  1. SPEAK UP against the behavior as it’s happening, if you feel comfortable doing so – especially if it is directed at someone else. Ask the person(s) to cease the problematic behavior and remind them of the Code of Conduct. Remain calm and professional.
  2. DOCUMENT what took place with screen captures and first-hand accounts when possible. Note the date and time when it took place, the perpetrator, anyone else present, what was said, and whether this is an ongoing or repeat situation.
  3. REPORT what took place to the Project Owners or other responsible parties.

* If the situation includes a threat to someone’s physical safety, consider notifying law enforcement in accordance with local safety ordinances. These guidelines are never a substitute in such situations.

The Project Owner is expected to listen to and trust the person reporting the problematic behavior and the person(s) affected. The Project Owner and team members will respect those reporting a violation and those reporting a violation are never to be punished or harassed for reporting.

Receiving Feedback that your Behavior is Problematic

If the Project Owner or a team member says you violated the Code of Conduct:

  1. STOP the behavior. If necessary, take a break to think clearly.
  2. LISTEN to the team member and/or Project Owner reporting the issue.
  3. BE SELF-CRITICAL. Take the time to analyze your behavior and how it could have been problematic. Try to understand the perspective of the person reporting the problem.
  4. ACCEPT your actions. Take responsibility for what took place, even if it was not your intent. Apologize unconditionally and propose solutions.
  5. DO NOT ARGUE your actions with team members or attempt to garner support for your actions. Do not retaliate in any way against the victim or any other team members.
  6. UNDERSTAND that for severe or repeated problems, the Project Owner has the right to remove you from the project.

If the Project Owner violates the Code of Conduct, team members may report this to any higher management or to entities that collaborate or work with the product/project. This includes distributors, resellers, vendor and industry groups, conventions, and similar entities.

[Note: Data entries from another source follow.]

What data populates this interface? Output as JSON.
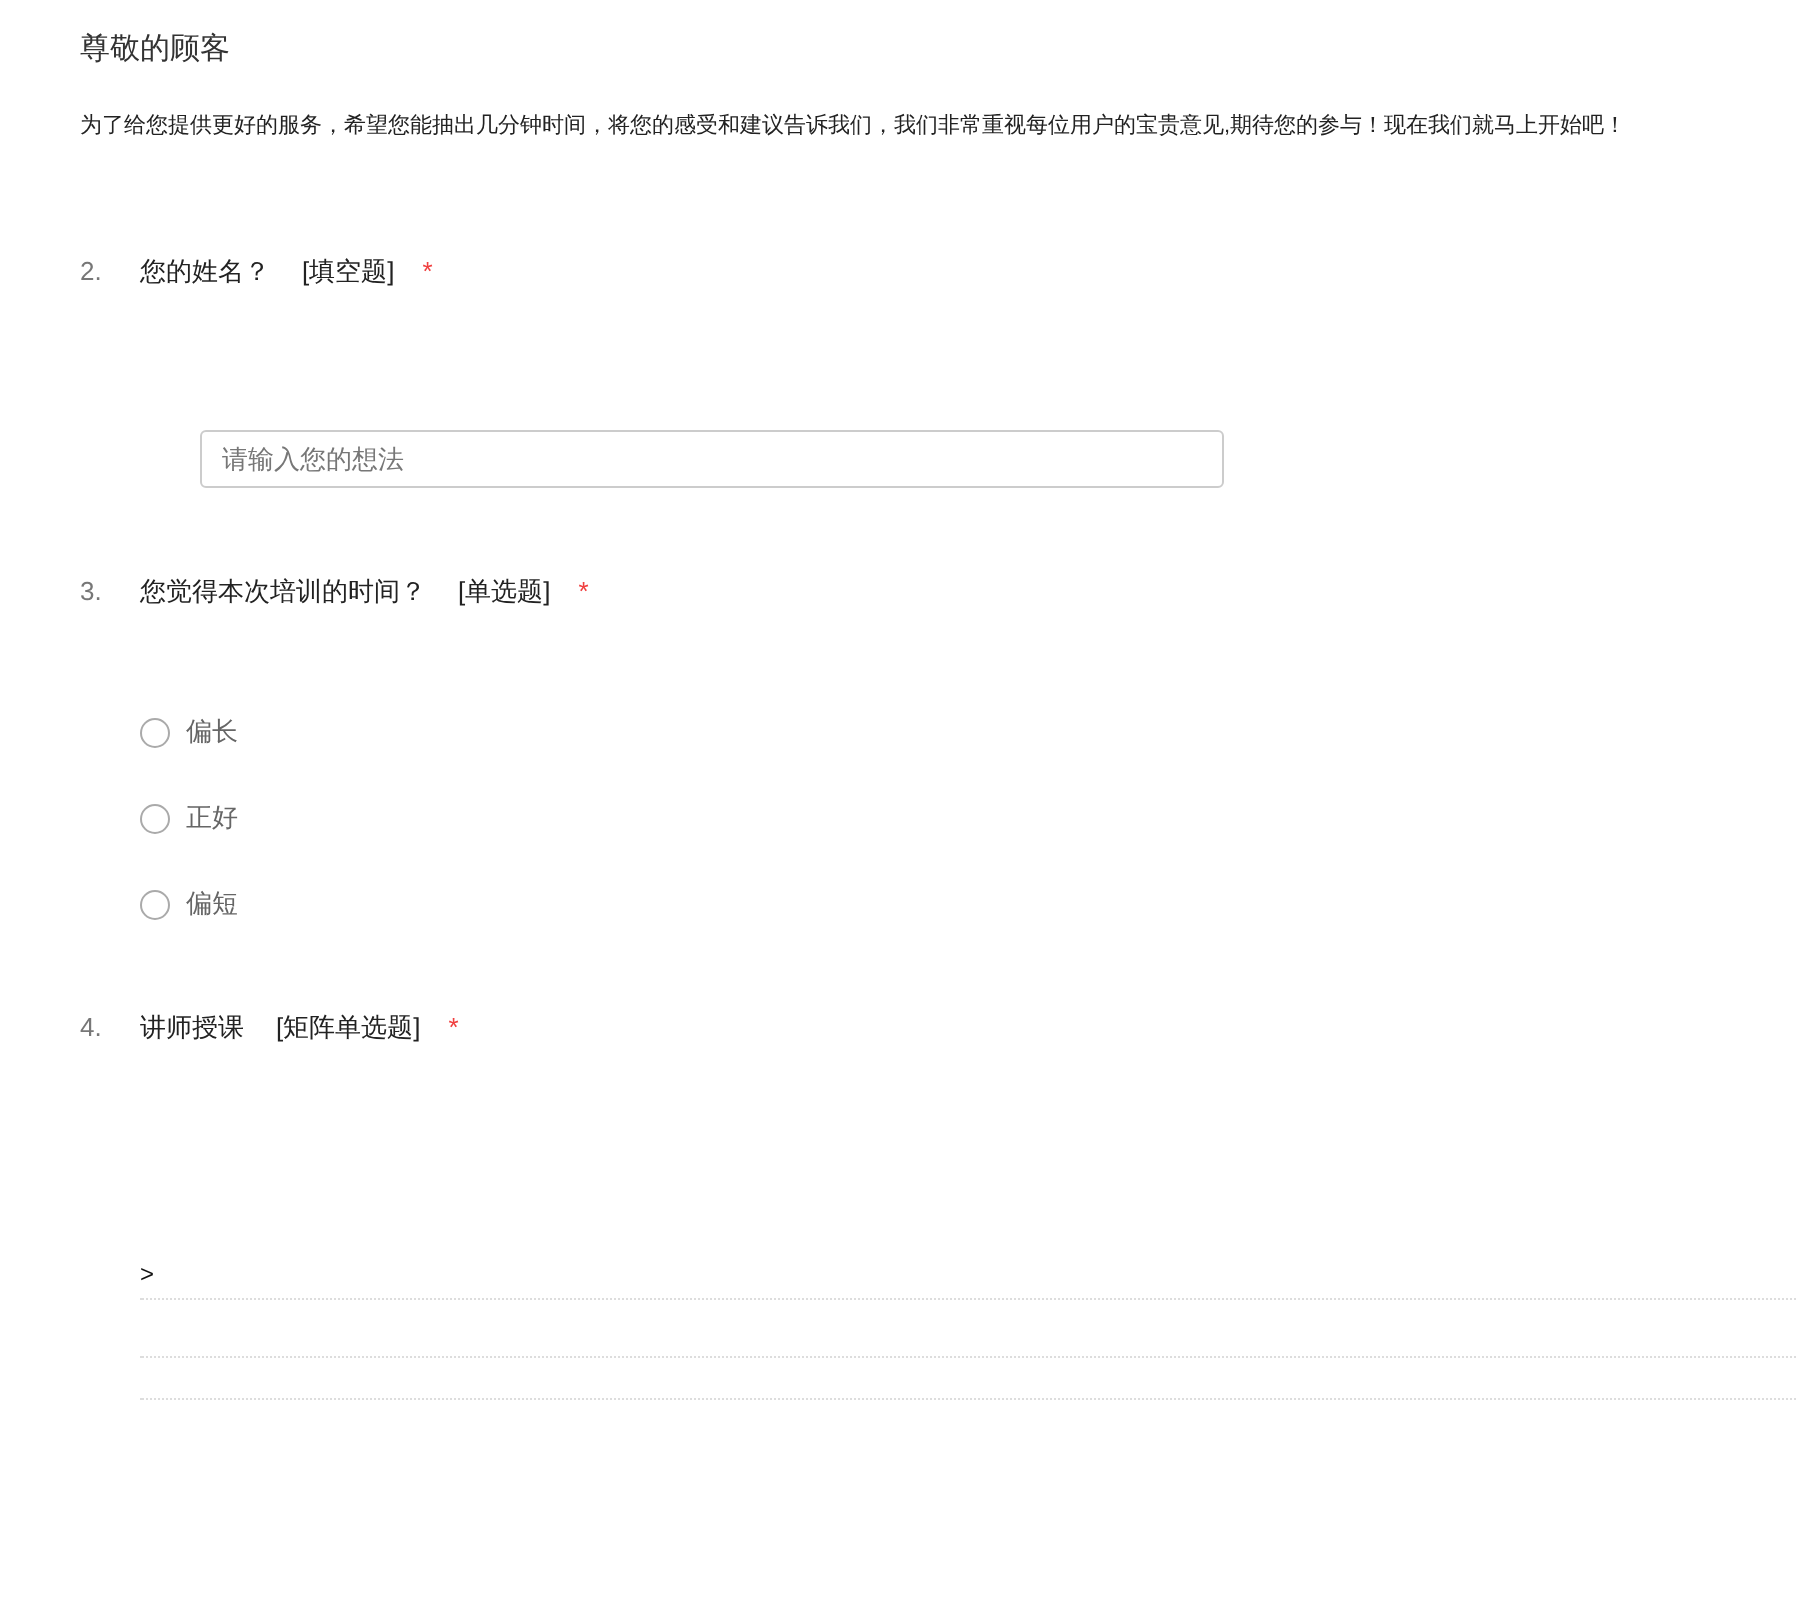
{
  "title": "尊敬的顾客",
  "intro": "为了给您提供更好的服务，希望您能抽出几分钟时间，将您的感受和建议告诉我们，我们非常重视每位用户的宝贵意见,期待您的参与！现在我们就马上开始吧！",
  "questions": [
    {
      "kind": "text",
      "number": "2.",
      "text": "您的姓名？",
      "type_label": "[填空题]",
      "required_mark": "*",
      "placeholder": "请输入您的想法"
    },
    {
      "kind": "radio",
      "number": "3.",
      "text": "您觉得本次培训的时间？",
      "type_label": "[单选题]",
      "required_mark": "*",
      "options": [
        {
          "label": "偏长",
          "selected": false
        },
        {
          "label": "正好",
          "selected": false
        },
        {
          "label": "偏短",
          "selected": false
        }
      ]
    },
    {
      "kind": "matrix",
      "number": "4.",
      "text": "讲师授课",
      "type_label": "[矩阵单选题]",
      "required_mark": "*",
      "row_label": ">"
    }
  ]
}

CORRECTIVE ACTION

The Project Owner is responsible for taking corrective action, based on the severity of the incident. If the Project Owner reports to a higher authority, the Project Owner will coordinate corrective action with them.

The Project Owner will follow up with all involved parties and communicate the corrective action. If the resolution is not acceptable to team members, it is their right to leave the project. In this case they will be paid for all work they have done.

Corrective action should address and fully resolve the situation. At a minimum, the problematic behavior or situation should cease and all project participants should be reminded of the Code of Conduct. The project owner should retain all reports of the incident and the corrective action.

Credits and Acknowledgements

Writing, Concept, and Development: Teos Abadía (Alphastream.org, @alphastream)

Development and Editing: Kenna Conklin.

Cover art on the pdf version: Aviv Or (Avivor.com, @AvivOr)

We sincerely thank the following people who contributed to this Code of Conduct: Robin Abadia, JN Childs, Kenna Conklin, Paige Leitman, Sarah Pipkin, Hannah Rose, Chris Sims, Maria Turner.

Sources

The following sources were used as supporting materials in crafting this Code of Conduct:

Citizen Code of Conduct, A Project of Stumptown Syndicate, http://citizencodeofconduct.org/

Django Code of Conduct – Enforcement Manual, https://www.djangoproject.com/conduct/enforcement-manual/

Ireland, L. R. & Parry, M. H. (1982). Code of Ethics for Project Managers. Project Management Quarterly, 13(4), 39–44. https://www.pmi.org/learning/library/project-managers-code-of-ethics-10343

The Finnish Game Industry Code of Conduct, Neogames Finland. https://www.neogames.fi/the-finnish-game-industry-code-of-conduct/

Herald’s Guild Code of Conduct, used at Baldman Games conventions. http://heraldsguild.com/sample-page-2/code-of-conduct/

Google Code of Conduct.
https://abc.xyz/investor/other/google-code-of-conduct/

Contributions and Latest Version

You may contribute ideas for improving this document, including variations of the document. To contribute ideas or find the latest version, please visit https://alphastream.org/index.php/code-of-conduct-for-rpg-projects/